Exercise description ▸ Where does the word "JSON" appear in the data? Copy every line that holds it.
··········
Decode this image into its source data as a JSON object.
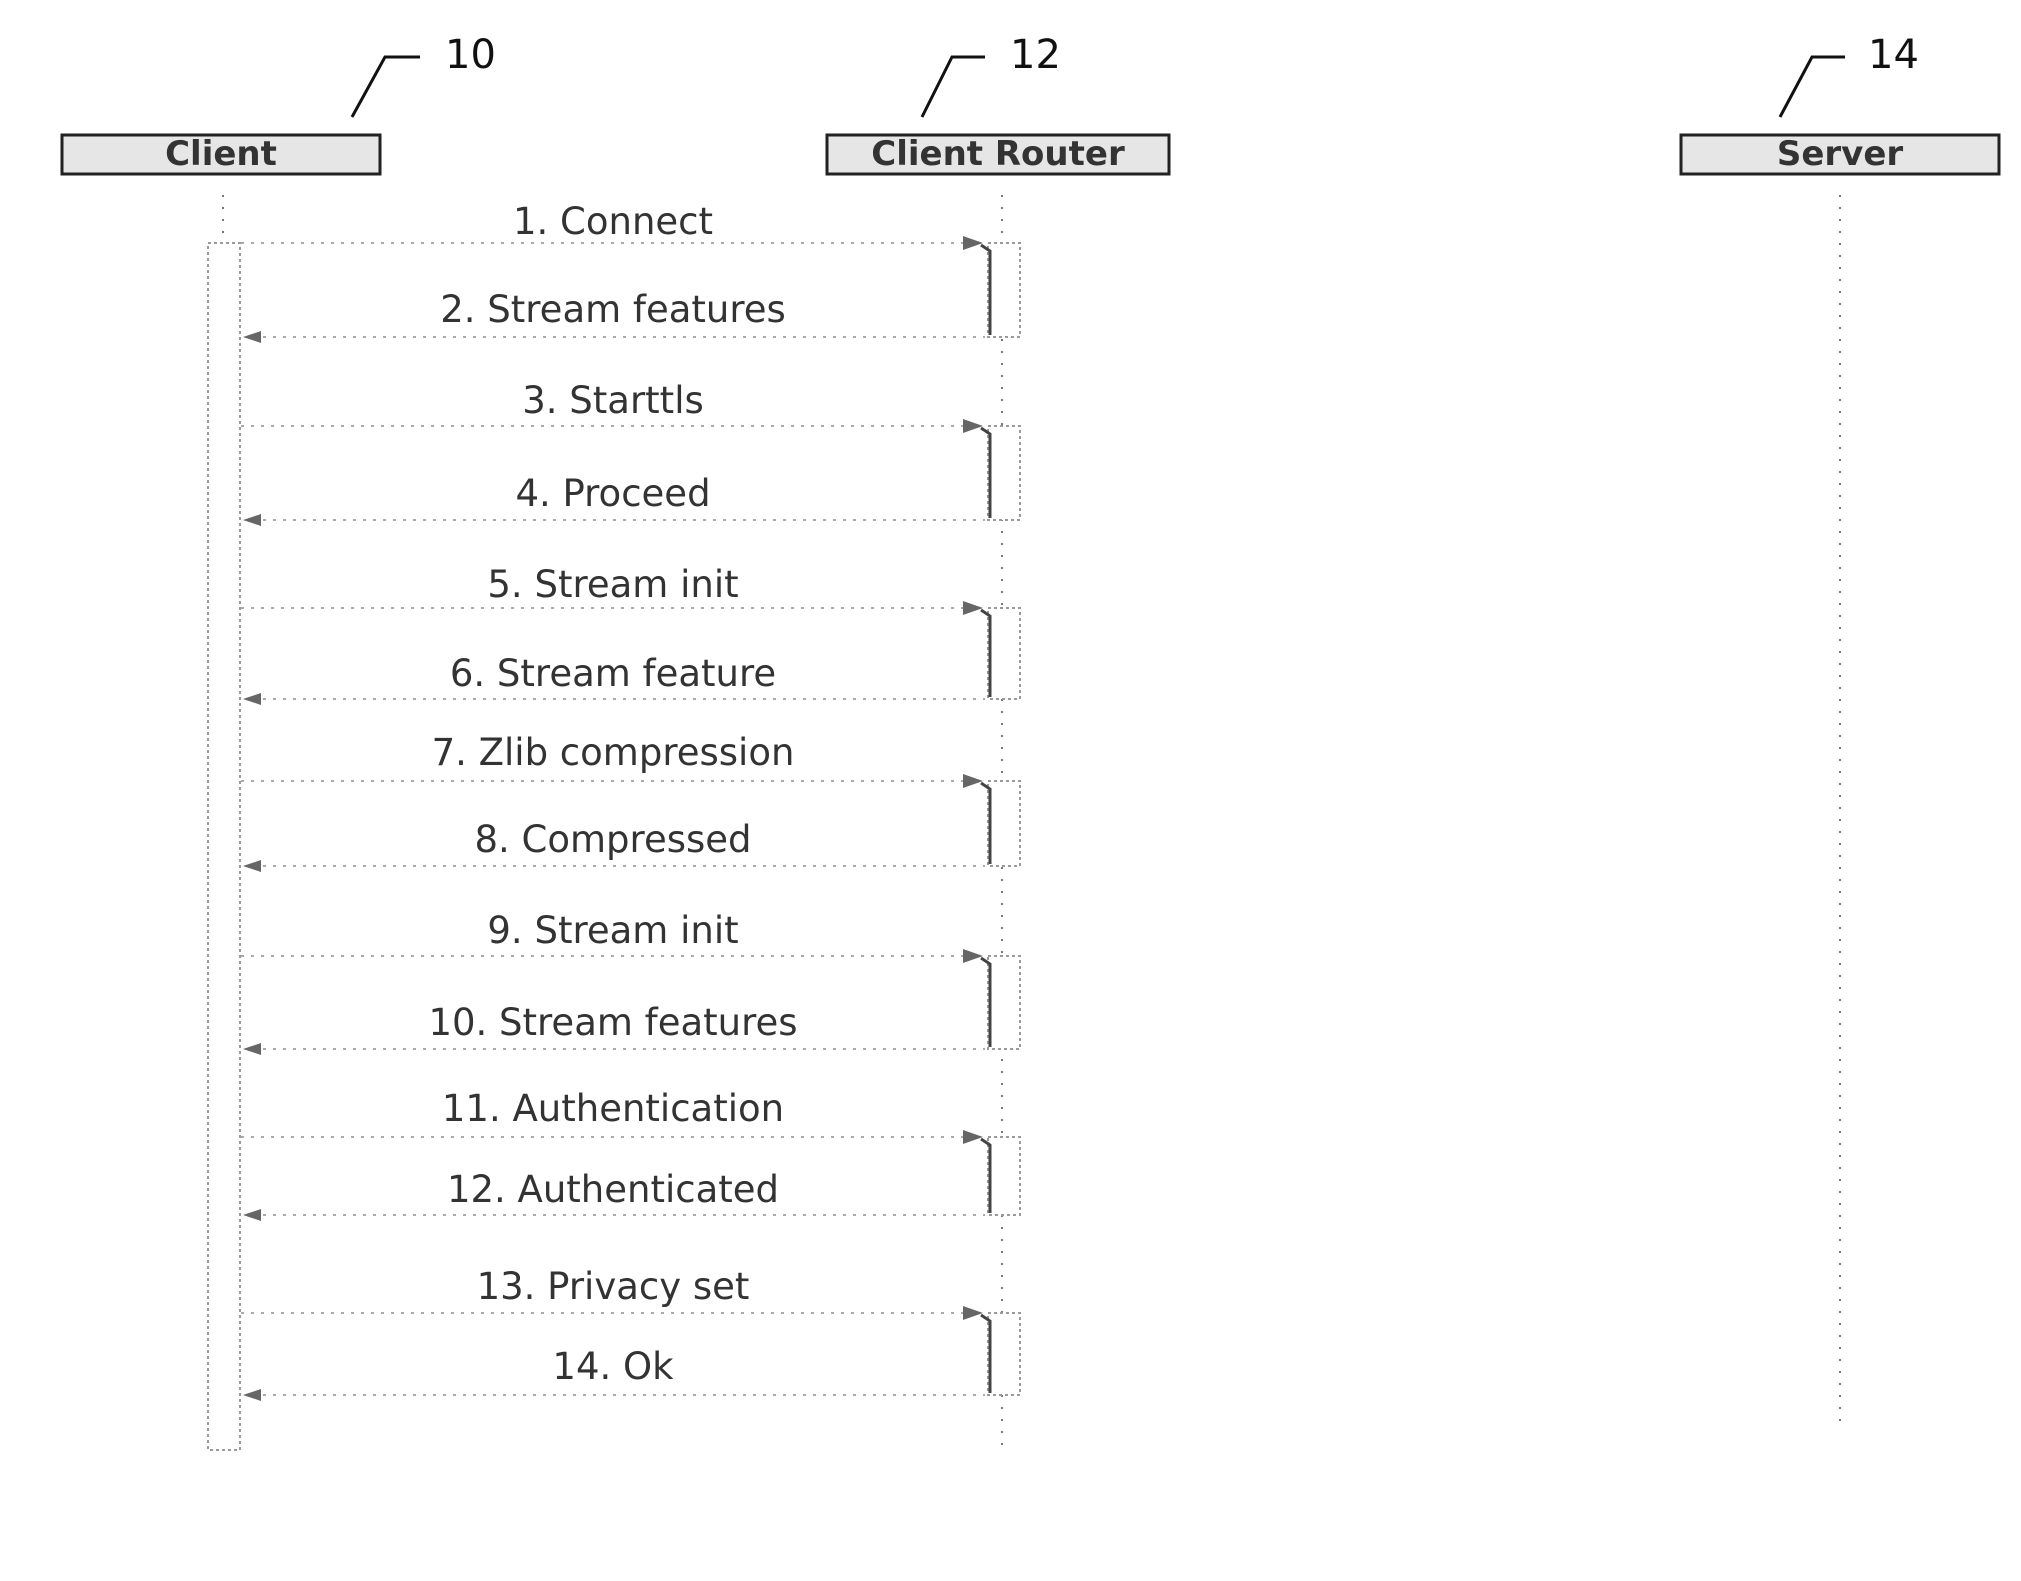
{
  "diagram": {
    "type": "sequence",
    "actors": [
      {
        "id": "client",
        "label": "Client",
        "ref": "10"
      },
      {
        "id": "router",
        "label": "Client Router",
        "ref": "12"
      },
      {
        "id": "server",
        "label": "Server",
        "ref": "14"
      }
    ],
    "messages": [
      {
        "label": "1.  Connect",
        "from": "client",
        "to": "router"
      },
      {
        "label": "2.  Stream features",
        "from": "router",
        "to": "client"
      },
      {
        "label": "3.  Starttls",
        "from": "client",
        "to": "router"
      },
      {
        "label": "4.  Proceed",
        "from": "router",
        "to": "client"
      },
      {
        "label": "5.  Stream init",
        "from": "client",
        "to": "router"
      },
      {
        "label": "6.  Stream feature",
        "from": "router",
        "to": "client"
      },
      {
        "label": "7.  Zlib compression",
        "from": "client",
        "to": "router"
      },
      {
        "label": "8.  Compressed",
        "from": "router",
        "to": "client"
      },
      {
        "label": "9.  Stream init",
        "from": "client",
        "to": "router"
      },
      {
        "label": "10.  Stream features",
        "from": "router",
        "to": "client"
      },
      {
        "label": "11.  Authentication",
        "from": "client",
        "to": "router"
      },
      {
        "label": "12.  Authenticated",
        "from": "router",
        "to": "client"
      },
      {
        "label": "13.  Privacy set",
        "from": "client",
        "to": "router"
      },
      {
        "label": "14.  Ok",
        "from": "router",
        "to": "client"
      }
    ]
  }
}
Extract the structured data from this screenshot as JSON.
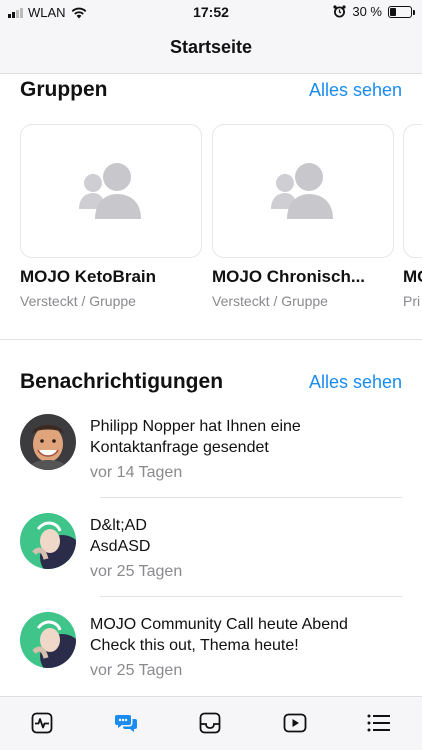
{
  "status_bar": {
    "carrier": "WLAN",
    "time": "17:52",
    "battery": "30 %",
    "battery_level": 0.3
  },
  "nav": {
    "title": "Startseite"
  },
  "groups_section": {
    "title": "Gruppen",
    "see_all": "Alles sehen",
    "items": [
      {
        "name": "MOJO KetoBrain",
        "meta": "Versteckt / Gruppe"
      },
      {
        "name": "MOJO Chronisch...",
        "meta": "Versteckt / Gruppe"
      },
      {
        "name": "MO",
        "meta": "Pri"
      }
    ]
  },
  "notifications_section": {
    "title": "Benachrichtigungen",
    "see_all": "Alles sehen",
    "items": [
      {
        "line1": "Philipp Nopper hat Ihnen eine",
        "line2": "Kontaktanfrage gesendet",
        "time": "vor 14 Tagen"
      },
      {
        "line1": "D&lt;AD",
        "line2": "AsdASD",
        "time": "vor 25 Tagen"
      },
      {
        "line1": "MOJO Community Call heute Abend",
        "line2": "Check this out, Thema heute!",
        "time": "vor 25 Tagen"
      }
    ]
  },
  "tab_bar": {
    "active_color": "#1a8cf0",
    "icons": [
      "activity-icon",
      "chat-bubbles-icon",
      "inbox-icon",
      "video-icon",
      "menu-icon"
    ]
  }
}
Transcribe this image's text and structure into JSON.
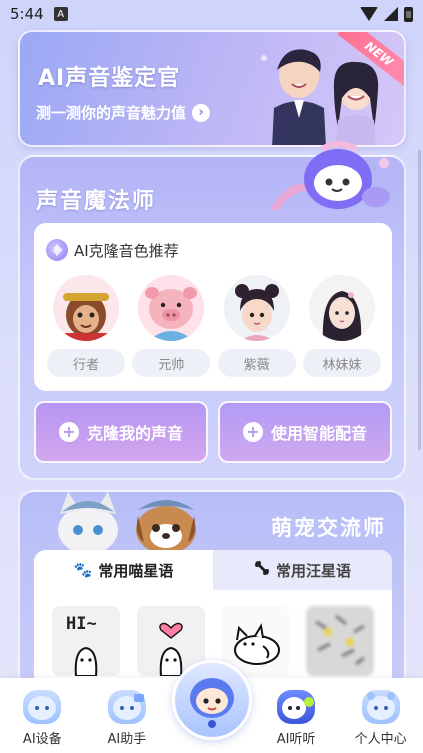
{
  "status_bar": {
    "time": "5:44",
    "notif": "A"
  },
  "banner": {
    "title": "AI声音鉴定官",
    "subtitle": "测一测你的声音魅力值",
    "badge": "NEW"
  },
  "magic": {
    "title": "声音魔法师",
    "recommend_title": "AI克隆音色推荐",
    "voices": [
      {
        "label": "行者"
      },
      {
        "label": "元帅"
      },
      {
        "label": "紫薇"
      },
      {
        "label": "林妹妹"
      }
    ],
    "clone_label": "克隆我的声音",
    "dub_label": "使用智能配音"
  },
  "pet": {
    "title": "萌宠交流师",
    "tab_cat": "常用喵星语",
    "tab_dog": "常用汪星语",
    "sticker_text": "HI~"
  },
  "nav": {
    "items": [
      {
        "label": "AI设备"
      },
      {
        "label": "AI助手"
      },
      {
        "label": "AI听听"
      },
      {
        "label": "个人中心"
      }
    ]
  }
}
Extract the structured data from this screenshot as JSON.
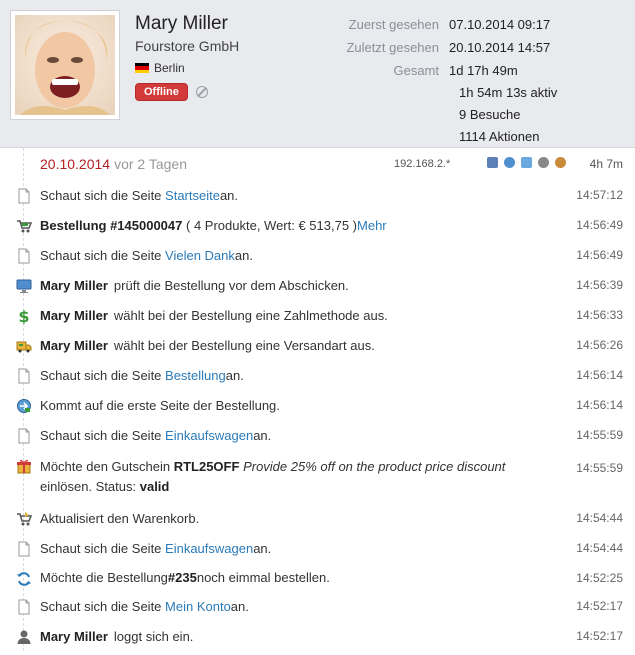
{
  "profile": {
    "name": "Mary Miller",
    "company": "Fourstore GmbH",
    "location": "Berlin",
    "status": "Offline"
  },
  "stats": [
    {
      "label": "Zuerst gesehen",
      "value": "07.10.2014 09:17"
    },
    {
      "label": "Zuletzt gesehen",
      "value": "20.10.2014 14:57"
    },
    {
      "label": "Gesamt",
      "value": "1d 17h 49m"
    }
  ],
  "stats_extra": [
    "1h 54m 13s aktiv",
    "9 Besuche",
    "1114 Aktionen"
  ],
  "session": {
    "date": "20.10.2014",
    "ago": "vor 2 Tagen",
    "ip": "192.168.2.*",
    "duration": "4h 7m"
  },
  "events": [
    {
      "icon": "page-icon",
      "time": "14:57:12",
      "t1": "Schaut sich die Seite ",
      "link": "Startseite",
      "t2": " an."
    },
    {
      "icon": "cart-order-icon",
      "time": "14:56:49",
      "bold": "Bestellung #145000047",
      "t1": " ( 4 Produkte, Wert: € 513,75 ) ",
      "link": "Mehr"
    },
    {
      "icon": "page-icon",
      "time": "14:56:49",
      "t1": "Schaut sich die Seite ",
      "link": "Vielen Dank",
      "t2": " an."
    },
    {
      "icon": "monitor-icon",
      "time": "14:56:39",
      "bold": "Mary Miller",
      "t1": "prüft die Bestellung vor dem Abschicken."
    },
    {
      "icon": "dollar-icon",
      "time": "14:56:33",
      "bold": "Mary Miller",
      "t1": "wählt bei der Bestellung eine Zahlmethode aus."
    },
    {
      "icon": "truck-icon",
      "time": "14:56:26",
      "bold": "Mary Miller",
      "t1": "wählt bei der Bestellung eine Versandart aus."
    },
    {
      "icon": "page-icon",
      "time": "14:56:14",
      "t1": "Schaut sich die Seite ",
      "link": "Bestellung",
      "t2": " an."
    },
    {
      "icon": "checkout-icon",
      "time": "14:56:14",
      "t1": "Kommt auf die erste Seite der Bestellung."
    },
    {
      "icon": "page-icon",
      "time": "14:55:59",
      "t1": "Schaut sich die Seite ",
      "link": "Einkaufswagen",
      "t2": " an."
    },
    {
      "icon": "gift-icon",
      "time": "14:55:59",
      "t1": "Möchte den Gutschein ",
      "bold2": "RTL25OFF",
      "italic": "Provide 25% off on the product price discount",
      "t3": "einlösen. Status: ",
      "bold3": "valid"
    },
    {
      "icon": "cart-update-icon",
      "time": "14:54:44",
      "t1": "Aktualisiert den Warenkorb."
    },
    {
      "icon": "page-icon",
      "time": "14:54:44",
      "t1": "Schaut sich die Seite ",
      "link": "Einkaufswagen",
      "t2": " an."
    },
    {
      "icon": "reorder-icon",
      "time": "14:52:25",
      "t1": "Möchte die Bestellung ",
      "bold2": "#235",
      "t2": " noch eimmal bestellen."
    },
    {
      "icon": "page-icon",
      "time": "14:52:17",
      "t1": "Schaut sich die Seite ",
      "link": "Mein Konto",
      "t2": " an."
    },
    {
      "icon": "user-icon",
      "time": "14:52:17",
      "bold": "Mary Miller",
      "t1": "loggt sich ein."
    }
  ]
}
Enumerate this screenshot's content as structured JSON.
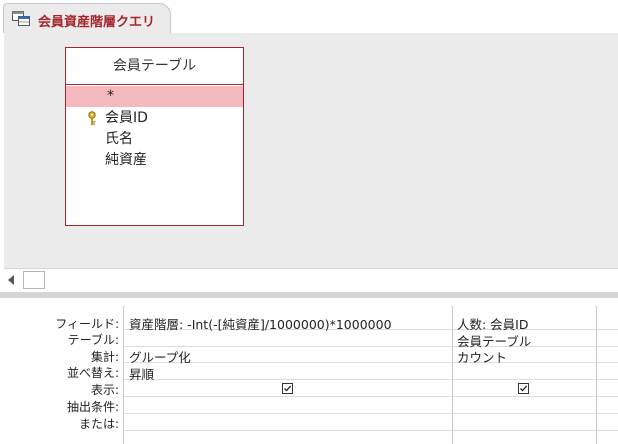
{
  "tab": {
    "title": "会員資産階層クエリ",
    "icon": "query-icon"
  },
  "table": {
    "name": "会員テーブル",
    "fields": [
      "*",
      "会員ID",
      "氏名",
      "純資産"
    ],
    "primary_key": "会員ID",
    "selected_field": "*"
  },
  "grid": {
    "row_labels": [
      "フィールド:",
      "テーブル:",
      "集計:",
      "並べ替え:",
      "表示:",
      "抽出条件:",
      "または:"
    ],
    "columns": [
      {
        "field": "資産階層: -Int(-[純資産]/1000000)*1000000",
        "table": "",
        "total": "グループ化",
        "sort": "昇順",
        "show": true
      },
      {
        "field": "人数: 会員ID",
        "table": "会員テーブル",
        "total": "カウント",
        "sort": "",
        "show": true
      }
    ]
  },
  "colors": {
    "accent": "#a4262c",
    "selected_row": "#f4b9bf",
    "canvas": "#ebebeb"
  }
}
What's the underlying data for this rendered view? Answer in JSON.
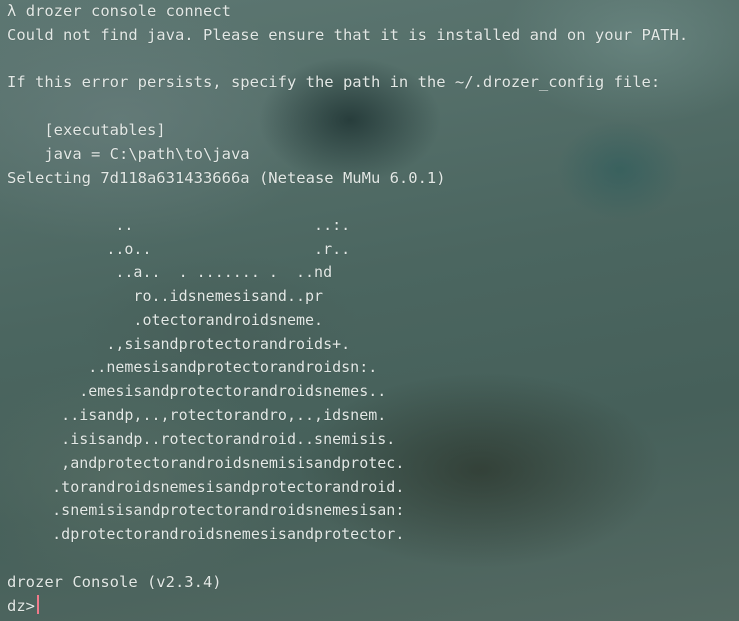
{
  "terminal": {
    "command_prompt": "λ",
    "command": "drozer console connect",
    "error_line": "Could not find java. Please ensure that it is installed and on your PATH.",
    "blank1": "",
    "persist_line": "If this error persists, specify the path in the ~/.drozer_config file:",
    "blank2": "",
    "config_section": "    [executables]",
    "config_java": "    java = C:\\path\\to\\java",
    "selecting_line": "Selecting 7d118a631433666a (Netease MuMu 6.0.1)",
    "blank3": "",
    "logo": [
      "            ..                    ..:.",
      "           ..o..                  .r..",
      "            ..a..  . ....... .  ..nd",
      "              ro..idsnemesisand..pr",
      "              .otectorandroidsneme.",
      "           .,sisandprotectorandroids+.",
      "         ..nemesisandprotectorandroidsn:.",
      "        .emesisandprotectorandroidsnemes..",
      "      ..isandp,..,rotectorandro,..,idsnem.",
      "      .isisandp..rotectorandroid..snemisis.",
      "      ,andprotectorandroidsnemisisandprotec.",
      "     .torandroidsnemesisandprotectorandroid.",
      "     .snemisisandprotectorandroidsnemesisan:",
      "     .dprotectorandroidsnemesisandprotector."
    ],
    "blank4": "",
    "version_line": "drozer Console (v2.3.4)",
    "input_prompt": "dz>"
  },
  "colors": {
    "text": "#e3e9e6",
    "cursor": "#f27a8b"
  }
}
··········
Your response ▸
Decode this image into its source data as a JSON object.
Extract the structured data from this screenshot as JSON.
Transcribe this image's text and structure into JSON.
Extract the structured data from this screenshot as JSON.
Enumerate this screenshot's content as structured JSON.
What's the underlying data for this rendered view? Answer in JSON.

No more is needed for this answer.